Two other long-standing members of the 11-person board — Honorary Secretary Michael Cody and Honorary Treasurer Eddie Murray - also voluntarily resigned on Monday.
Delaney did not answer questions from reporters as he left a meeting with the board on Monday.
Irish Prime Minister Leo Varadkar said on Friday that he did not think anyone would be satisfied by Delaney’s appearance at the committee, where, aside from reading an opening statement, he remained silent through most of the five-hour hearing.
Delaney told the committee he offered the loan as the FAI potentially only had a few hours to resolve its cash-flow issues and that he recalled asking the association’s then finance director if any disclosure obligations arose from it.
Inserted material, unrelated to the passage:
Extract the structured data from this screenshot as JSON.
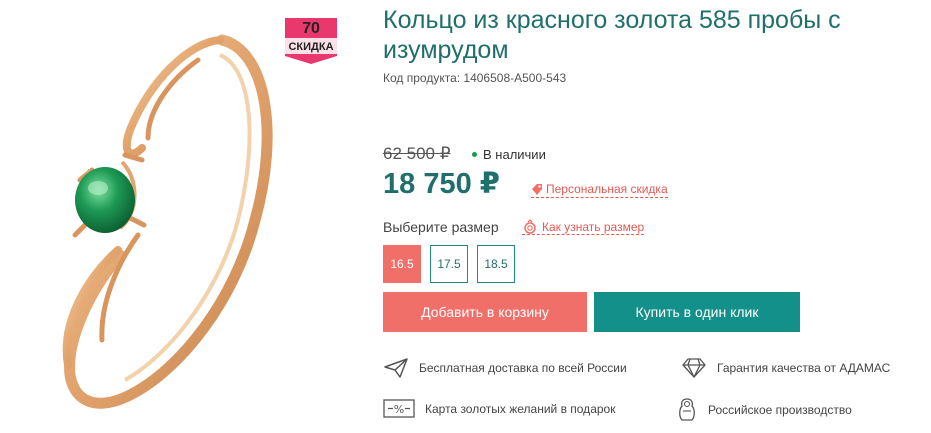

Following the meeting, two of the FAI’s main sponsors, sportswear manufacturer New Balance and mobile phone operator Three, called on the FAI to quickly implement recommendations from reports it has commissioned into its corporate governance.
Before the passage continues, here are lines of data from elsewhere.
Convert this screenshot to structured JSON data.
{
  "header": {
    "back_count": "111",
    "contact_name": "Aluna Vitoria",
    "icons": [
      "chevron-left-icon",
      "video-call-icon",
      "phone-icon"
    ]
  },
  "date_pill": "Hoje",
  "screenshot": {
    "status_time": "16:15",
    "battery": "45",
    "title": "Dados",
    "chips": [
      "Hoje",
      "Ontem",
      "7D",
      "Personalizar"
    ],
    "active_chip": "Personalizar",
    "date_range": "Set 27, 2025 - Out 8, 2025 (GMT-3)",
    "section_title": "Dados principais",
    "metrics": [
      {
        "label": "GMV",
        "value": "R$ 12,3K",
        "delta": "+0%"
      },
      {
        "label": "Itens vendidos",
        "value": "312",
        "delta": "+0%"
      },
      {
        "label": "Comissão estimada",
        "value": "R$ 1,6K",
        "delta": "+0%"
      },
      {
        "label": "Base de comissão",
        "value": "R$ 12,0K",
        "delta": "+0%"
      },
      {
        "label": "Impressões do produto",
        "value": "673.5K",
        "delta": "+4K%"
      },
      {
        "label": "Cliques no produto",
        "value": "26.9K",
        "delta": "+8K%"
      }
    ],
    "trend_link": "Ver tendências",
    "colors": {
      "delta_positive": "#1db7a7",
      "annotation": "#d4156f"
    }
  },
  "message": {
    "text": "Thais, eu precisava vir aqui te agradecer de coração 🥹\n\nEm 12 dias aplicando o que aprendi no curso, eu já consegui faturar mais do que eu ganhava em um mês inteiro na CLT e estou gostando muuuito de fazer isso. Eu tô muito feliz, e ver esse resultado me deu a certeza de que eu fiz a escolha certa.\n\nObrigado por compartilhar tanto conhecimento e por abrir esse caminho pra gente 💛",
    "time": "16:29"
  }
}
Groups representing supporters and players also demanded that Delaney, who is a member of European soccer body UEFA’s executive committee, leave the association he took charge of in 2004.
Lawmakers were told last week that only three members of the FAI’s board were made aware of the loan in April 2017 and FAI chairman Donal Conway said the association would handle cash flow issues differently if they occurred again.
The Sunday Times newspaper, which first reported details of the loan, reported on Sunday that Delaney spent almost 40,000 euros on his work credit card in the space of six months shortly before he had to personally bail out the association.
Citing credit card statements, the newspaper said the charges included duty-free purchases, meals in Delaney’s local pub and cash withdrawals of more than 6,000 euros.
The FAI did not respond to questions from Reuters over whether the alleged use of the credit card contravened its rules and Delaney’s solicitor did not respond when asked to comment on the report.
Reporting by Padraic Halpin; Editing by Toby Chopra and Toby Davis